What you are asked to do:
Retype the entries below exactly, dropping the images.

▼

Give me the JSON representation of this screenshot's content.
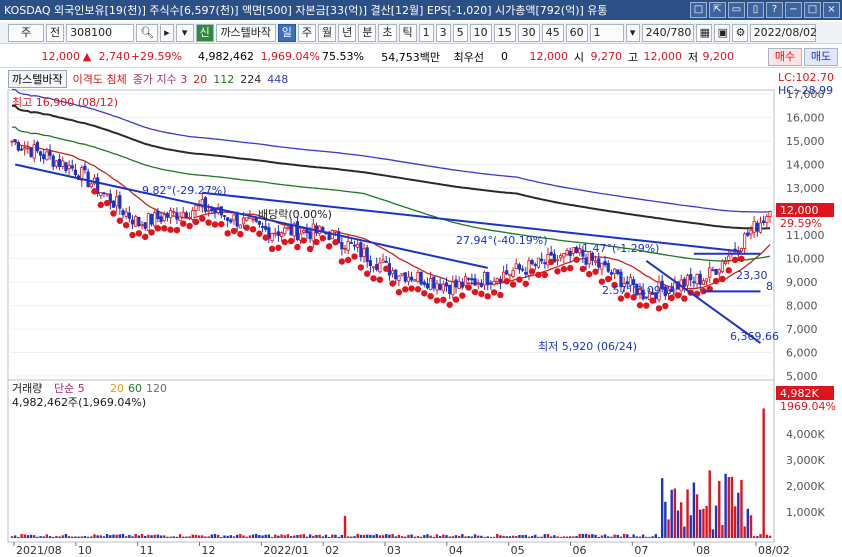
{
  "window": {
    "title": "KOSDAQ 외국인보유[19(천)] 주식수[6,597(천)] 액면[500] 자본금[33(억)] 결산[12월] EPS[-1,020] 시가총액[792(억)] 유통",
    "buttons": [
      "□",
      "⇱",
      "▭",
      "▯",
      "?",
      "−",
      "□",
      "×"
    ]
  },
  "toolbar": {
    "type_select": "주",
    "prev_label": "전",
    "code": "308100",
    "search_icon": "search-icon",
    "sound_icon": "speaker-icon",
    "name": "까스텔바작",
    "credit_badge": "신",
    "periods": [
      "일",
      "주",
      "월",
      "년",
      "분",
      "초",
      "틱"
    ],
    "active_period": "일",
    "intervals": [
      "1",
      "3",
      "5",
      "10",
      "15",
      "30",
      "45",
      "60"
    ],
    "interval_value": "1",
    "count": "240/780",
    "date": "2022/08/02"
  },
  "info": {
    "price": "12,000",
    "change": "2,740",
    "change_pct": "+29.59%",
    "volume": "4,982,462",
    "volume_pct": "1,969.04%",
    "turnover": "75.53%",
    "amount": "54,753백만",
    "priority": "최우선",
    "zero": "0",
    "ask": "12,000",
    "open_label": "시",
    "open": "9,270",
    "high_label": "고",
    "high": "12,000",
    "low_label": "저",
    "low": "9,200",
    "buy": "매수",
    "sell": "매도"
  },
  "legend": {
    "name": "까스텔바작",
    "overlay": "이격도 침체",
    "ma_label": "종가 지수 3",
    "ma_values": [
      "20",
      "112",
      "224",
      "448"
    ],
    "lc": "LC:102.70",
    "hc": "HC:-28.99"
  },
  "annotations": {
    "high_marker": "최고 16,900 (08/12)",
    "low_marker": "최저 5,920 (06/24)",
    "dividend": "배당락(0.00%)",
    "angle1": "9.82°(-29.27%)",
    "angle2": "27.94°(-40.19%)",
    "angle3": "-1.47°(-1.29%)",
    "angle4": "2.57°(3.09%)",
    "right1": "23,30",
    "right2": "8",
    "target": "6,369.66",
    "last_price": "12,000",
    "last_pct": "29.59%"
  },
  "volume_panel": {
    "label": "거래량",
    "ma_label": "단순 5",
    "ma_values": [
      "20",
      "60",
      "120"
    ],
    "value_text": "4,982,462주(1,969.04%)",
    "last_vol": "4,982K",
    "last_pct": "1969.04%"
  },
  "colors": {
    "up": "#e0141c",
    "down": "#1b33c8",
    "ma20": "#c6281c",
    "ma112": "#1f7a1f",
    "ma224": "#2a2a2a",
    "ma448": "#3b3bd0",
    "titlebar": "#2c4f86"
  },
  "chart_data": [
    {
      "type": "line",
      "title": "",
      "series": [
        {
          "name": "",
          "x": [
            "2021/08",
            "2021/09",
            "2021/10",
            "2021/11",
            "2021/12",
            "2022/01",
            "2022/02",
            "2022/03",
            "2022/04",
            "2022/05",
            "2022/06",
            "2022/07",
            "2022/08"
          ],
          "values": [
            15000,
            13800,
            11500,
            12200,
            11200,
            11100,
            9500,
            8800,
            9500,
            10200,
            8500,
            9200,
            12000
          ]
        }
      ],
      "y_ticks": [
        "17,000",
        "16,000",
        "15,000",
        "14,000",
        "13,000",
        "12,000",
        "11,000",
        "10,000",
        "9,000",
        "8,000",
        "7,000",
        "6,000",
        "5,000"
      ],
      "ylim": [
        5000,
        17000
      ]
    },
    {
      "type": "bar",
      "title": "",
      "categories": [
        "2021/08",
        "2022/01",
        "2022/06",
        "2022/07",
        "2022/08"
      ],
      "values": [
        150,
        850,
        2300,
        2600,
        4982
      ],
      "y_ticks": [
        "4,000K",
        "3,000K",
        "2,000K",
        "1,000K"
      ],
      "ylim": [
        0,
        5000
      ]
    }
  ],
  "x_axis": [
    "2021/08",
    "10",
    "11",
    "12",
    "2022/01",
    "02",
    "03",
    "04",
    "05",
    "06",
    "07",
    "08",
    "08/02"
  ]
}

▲

Answer to the problem:
Give me the JSON representation of this screenshot's content.
{
  "window": {
    "title": "KOSDAQ 외국인보유[19(천)] 주식수[6,597(천)] 액면[500] 자본금[33(억)] 결산[12월] EPS[-1,020] 시가총액[792(억)] 유통",
    "buttons": [
      "□",
      "⇱",
      "▭",
      "▯",
      "?",
      "−",
      "□",
      "×"
    ]
  },
  "toolbar": {
    "type_select": "주",
    "prev_label": "전",
    "code": "308100",
    "search_icon": "search-icon",
    "sound_icon": "speaker-icon",
    "name": "까스텔바작",
    "credit_badge": "신",
    "periods": [
      "일",
      "주",
      "월",
      "년",
      "분",
      "초",
      "틱"
    ],
    "active_period": "일",
    "intervals": [
      "1",
      "3",
      "5",
      "10",
      "15",
      "30",
      "45",
      "60"
    ],
    "interval_value": "1",
    "count": "240/780",
    "date": "2022/08/02"
  },
  "info": {
    "price": "12,000",
    "change": "2,740",
    "change_pct": "+29.59%",
    "volume": "4,982,462",
    "volume_pct": "1,969.04%",
    "turnover": "75.53%",
    "amount": "54,753백만",
    "priority": "최우선",
    "zero": "0",
    "ask": "12,000",
    "open_label": "시",
    "open": "9,270",
    "high_label": "고",
    "high": "12,000",
    "low_label": "저",
    "low": "9,200",
    "buy": "매수",
    "sell": "매도"
  },
  "legend": {
    "name": "까스텔바작",
    "overlay": "이격도 침체",
    "ma_label": "종가 지수 3",
    "ma_values": [
      "20",
      "112",
      "224",
      "448"
    ],
    "lc": "LC:102.70",
    "hc": "HC:-28.99"
  },
  "annotations": {
    "high_marker": "최고 16,900 (08/12)",
    "low_marker": "최저 5,920 (06/24)",
    "dividend": "배당락(0.00%)",
    "angle1": "9.82°(-29.27%)",
    "angle2": "27.94°(-40.19%)",
    "angle3": "-1.47°(-1.29%)",
    "angle4": "2.57°(3.09%)",
    "right1": "23,30",
    "right2": "8",
    "target": "6,369.66",
    "last_price": "12,000",
    "last_pct": "29.59%"
  },
  "volume_panel": {
    "label": "거래량",
    "ma_label": "단순 5",
    "ma_values": [
      "20",
      "60",
      "120"
    ],
    "value_text": "4,982,462주(1,969.04%)",
    "last_vol": "4,982K",
    "last_pct": "1969.04%"
  },
  "colors": {
    "up": "#e0141c",
    "down": "#1b33c8",
    "ma20": "#c6281c",
    "ma112": "#1f7a1f",
    "ma224": "#2a2a2a",
    "ma448": "#3b3bd0",
    "titlebar": "#2c4f86"
  },
  "chart_data": [
    {
      "type": "line",
      "title": "",
      "series": [
        {
          "name": "",
          "x": [
            "2021/08",
            "2021/09",
            "2021/10",
            "2021/11",
            "2021/12",
            "2022/01",
            "2022/02",
            "2022/03",
            "2022/04",
            "2022/05",
            "2022/06",
            "2022/07",
            "2022/08"
          ],
          "values": [
            15000,
            13800,
            11500,
            12200,
            11200,
            11100,
            9500,
            8800,
            9500,
            10200,
            8500,
            9200,
            12000
          ]
        }
      ],
      "y_ticks": [
        "17,000",
        "16,000",
        "15,000",
        "14,000",
        "13,000",
        "12,000",
        "11,000",
        "10,000",
        "9,000",
        "8,000",
        "7,000",
        "6,000",
        "5,000"
      ],
      "ylim": [
        5000,
        17000
      ]
    },
    {
      "type": "bar",
      "title": "",
      "categories": [
        "2021/08",
        "2022/01",
        "2022/06",
        "2022/07",
        "2022/08"
      ],
      "values": [
        150,
        850,
        2300,
        2600,
        4982
      ],
      "y_ticks": [
        "4,000K",
        "3,000K",
        "2,000K",
        "1,000K"
      ],
      "ylim": [
        0,
        5000
      ]
    }
  ],
  "x_axis": [
    "2021/08",
    "10",
    "11",
    "12",
    "2022/01",
    "02",
    "03",
    "04",
    "05",
    "06",
    "07",
    "08",
    "08/02"
  ]
}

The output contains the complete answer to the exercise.